Exercise requirements -
Respond with nothing but the number of lines in this data that include the word "JSON".

________________

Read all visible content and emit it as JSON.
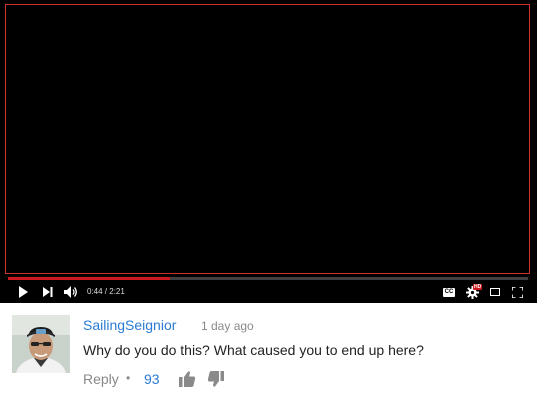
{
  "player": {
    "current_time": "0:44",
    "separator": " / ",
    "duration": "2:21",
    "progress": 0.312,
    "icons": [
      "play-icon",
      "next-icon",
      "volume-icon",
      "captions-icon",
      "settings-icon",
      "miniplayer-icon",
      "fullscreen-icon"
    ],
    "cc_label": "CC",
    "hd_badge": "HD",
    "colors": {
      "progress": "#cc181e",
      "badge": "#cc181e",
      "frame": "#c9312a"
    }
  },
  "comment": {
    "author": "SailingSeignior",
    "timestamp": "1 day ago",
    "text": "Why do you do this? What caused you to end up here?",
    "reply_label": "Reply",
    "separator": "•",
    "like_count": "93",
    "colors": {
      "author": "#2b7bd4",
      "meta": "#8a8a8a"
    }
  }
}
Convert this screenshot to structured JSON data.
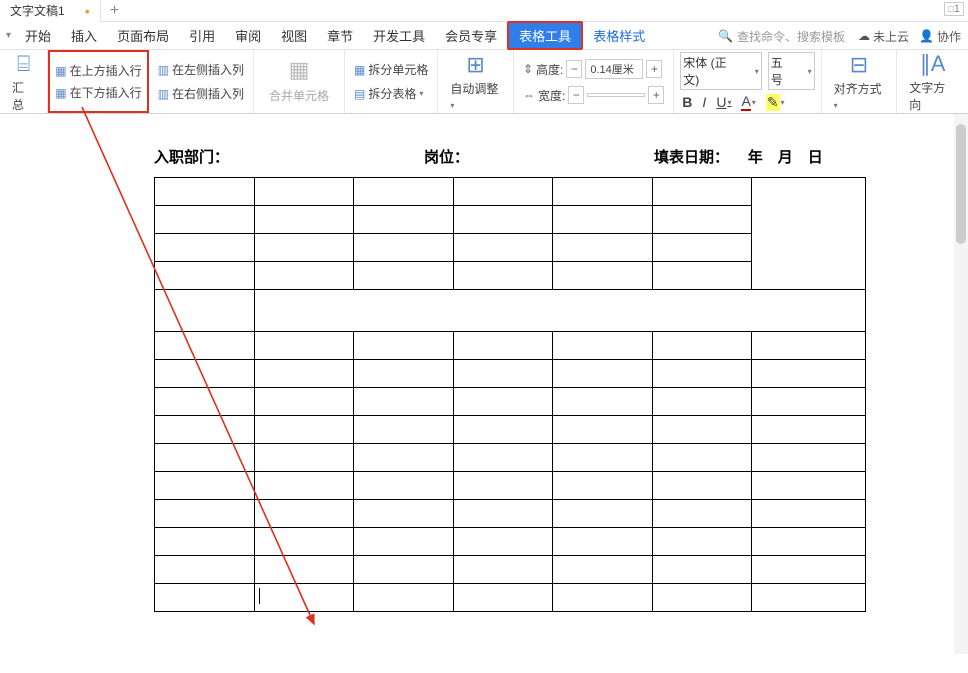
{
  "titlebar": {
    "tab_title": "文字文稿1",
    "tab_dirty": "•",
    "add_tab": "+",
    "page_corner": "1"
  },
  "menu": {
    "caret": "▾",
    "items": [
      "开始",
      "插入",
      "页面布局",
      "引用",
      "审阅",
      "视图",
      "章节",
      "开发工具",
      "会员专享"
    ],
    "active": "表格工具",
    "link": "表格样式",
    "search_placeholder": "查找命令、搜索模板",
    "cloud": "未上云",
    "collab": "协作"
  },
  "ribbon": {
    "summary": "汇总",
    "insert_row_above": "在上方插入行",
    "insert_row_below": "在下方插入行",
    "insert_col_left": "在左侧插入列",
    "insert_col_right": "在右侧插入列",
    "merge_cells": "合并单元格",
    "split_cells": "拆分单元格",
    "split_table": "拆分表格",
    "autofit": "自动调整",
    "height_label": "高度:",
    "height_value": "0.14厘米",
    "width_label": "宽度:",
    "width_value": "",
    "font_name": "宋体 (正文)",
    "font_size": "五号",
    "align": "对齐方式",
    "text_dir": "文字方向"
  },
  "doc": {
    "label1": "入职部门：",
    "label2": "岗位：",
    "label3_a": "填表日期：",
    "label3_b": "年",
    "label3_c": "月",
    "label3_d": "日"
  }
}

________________

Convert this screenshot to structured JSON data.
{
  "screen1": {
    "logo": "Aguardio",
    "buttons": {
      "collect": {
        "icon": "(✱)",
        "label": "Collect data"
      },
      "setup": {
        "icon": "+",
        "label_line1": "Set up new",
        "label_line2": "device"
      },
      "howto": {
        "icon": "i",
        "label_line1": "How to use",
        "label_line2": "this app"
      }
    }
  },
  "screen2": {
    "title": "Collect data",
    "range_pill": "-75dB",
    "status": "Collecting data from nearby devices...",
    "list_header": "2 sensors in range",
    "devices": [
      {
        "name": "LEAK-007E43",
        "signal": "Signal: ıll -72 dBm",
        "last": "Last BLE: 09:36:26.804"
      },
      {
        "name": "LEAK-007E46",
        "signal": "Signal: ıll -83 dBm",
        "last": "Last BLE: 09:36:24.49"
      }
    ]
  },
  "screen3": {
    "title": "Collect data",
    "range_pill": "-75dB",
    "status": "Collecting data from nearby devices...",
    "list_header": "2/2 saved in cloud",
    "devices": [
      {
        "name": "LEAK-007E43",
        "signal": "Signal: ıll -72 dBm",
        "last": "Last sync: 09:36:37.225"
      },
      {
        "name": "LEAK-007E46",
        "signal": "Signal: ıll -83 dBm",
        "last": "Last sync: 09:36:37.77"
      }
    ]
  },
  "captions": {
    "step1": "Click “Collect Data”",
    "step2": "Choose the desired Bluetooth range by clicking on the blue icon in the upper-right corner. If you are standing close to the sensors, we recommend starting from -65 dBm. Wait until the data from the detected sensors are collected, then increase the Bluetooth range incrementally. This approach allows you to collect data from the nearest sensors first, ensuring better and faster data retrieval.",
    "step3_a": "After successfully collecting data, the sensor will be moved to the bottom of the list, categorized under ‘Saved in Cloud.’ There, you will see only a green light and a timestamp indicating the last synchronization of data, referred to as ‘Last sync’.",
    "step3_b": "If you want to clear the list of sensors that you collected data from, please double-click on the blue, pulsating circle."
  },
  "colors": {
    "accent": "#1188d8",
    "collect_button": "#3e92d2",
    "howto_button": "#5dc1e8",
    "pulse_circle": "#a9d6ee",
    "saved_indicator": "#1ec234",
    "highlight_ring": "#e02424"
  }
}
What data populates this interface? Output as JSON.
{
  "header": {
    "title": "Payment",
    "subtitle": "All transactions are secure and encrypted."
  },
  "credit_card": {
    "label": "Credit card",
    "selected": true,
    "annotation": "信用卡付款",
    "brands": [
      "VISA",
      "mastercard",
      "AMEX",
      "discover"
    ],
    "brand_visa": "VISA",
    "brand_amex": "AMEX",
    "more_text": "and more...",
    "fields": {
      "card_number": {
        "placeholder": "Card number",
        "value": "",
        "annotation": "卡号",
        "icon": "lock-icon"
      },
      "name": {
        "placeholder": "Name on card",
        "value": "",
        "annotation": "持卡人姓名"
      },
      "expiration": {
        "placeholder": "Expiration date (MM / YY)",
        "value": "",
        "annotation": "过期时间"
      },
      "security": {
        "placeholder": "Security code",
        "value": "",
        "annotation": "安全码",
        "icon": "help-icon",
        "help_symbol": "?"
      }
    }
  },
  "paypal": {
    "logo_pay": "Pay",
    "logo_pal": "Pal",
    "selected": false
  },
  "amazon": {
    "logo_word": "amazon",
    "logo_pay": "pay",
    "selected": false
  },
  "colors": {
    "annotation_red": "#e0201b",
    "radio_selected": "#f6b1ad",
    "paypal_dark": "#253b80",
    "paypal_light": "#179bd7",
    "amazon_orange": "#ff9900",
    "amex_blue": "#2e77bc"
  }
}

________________

Solved exercise -
4